> TASK BRIEF
For the listing below, give the count of lines containing the string "Chianti" and nothing else.
┄┄┄┄┄┄
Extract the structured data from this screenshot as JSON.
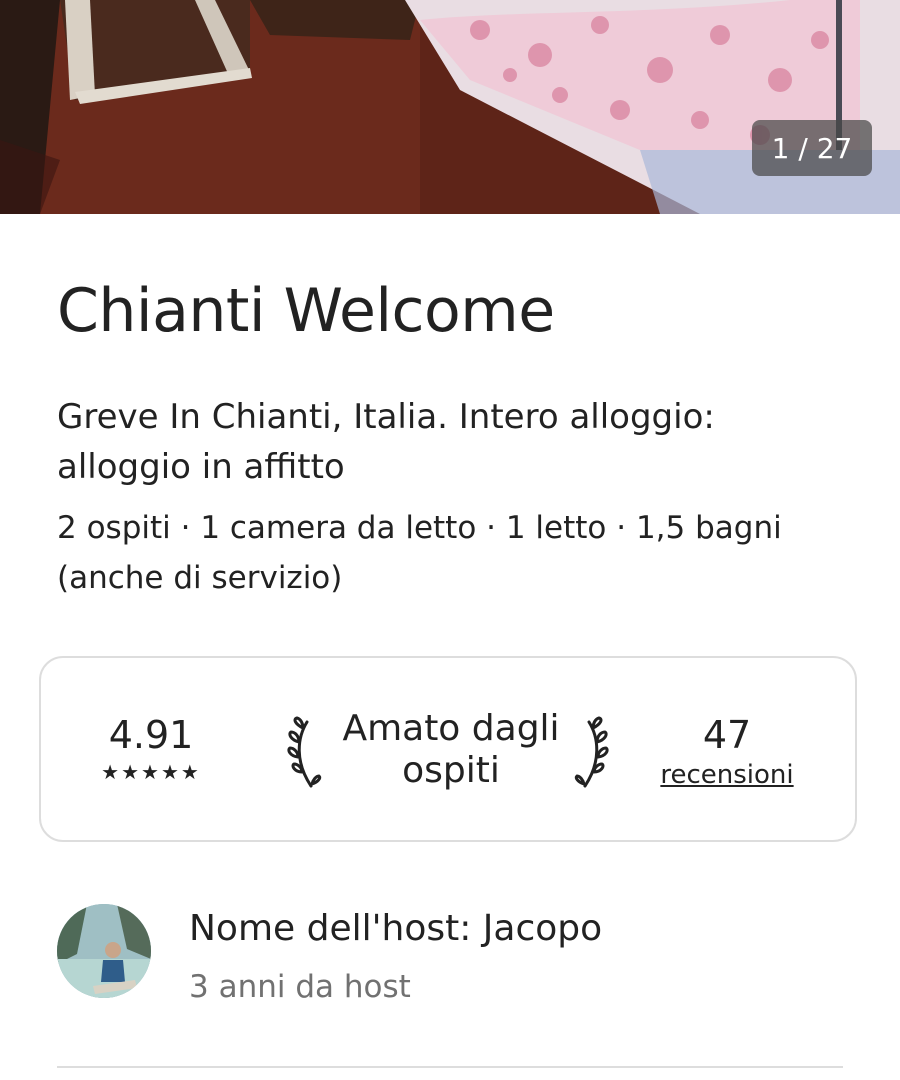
{
  "photo": {
    "counter": "1 / 27"
  },
  "listing": {
    "title": "Chianti Welcome",
    "subtitle": "Greve In Chianti, Italia. Intero alloggio: alloggio in affitto",
    "details": "2 ospiti · 1 camera da letto · 1 letto · 1,5 bagni (anche di servizio)"
  },
  "highlights": {
    "rating": "4.91",
    "stars": "★★★★★",
    "star_count": 5,
    "guest_favorite": "Amato dagli ospiti",
    "reviews_count": "47",
    "reviews_label": "recensioni"
  },
  "host": {
    "name_line": "Nome dell'host: Jacopo",
    "since": "3 anni da host"
  },
  "colors": {
    "text_primary": "#222222",
    "text_secondary": "#717171",
    "border": "#dddddd",
    "counter_bg": "#484848"
  }
}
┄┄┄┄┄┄
> ANSWER
2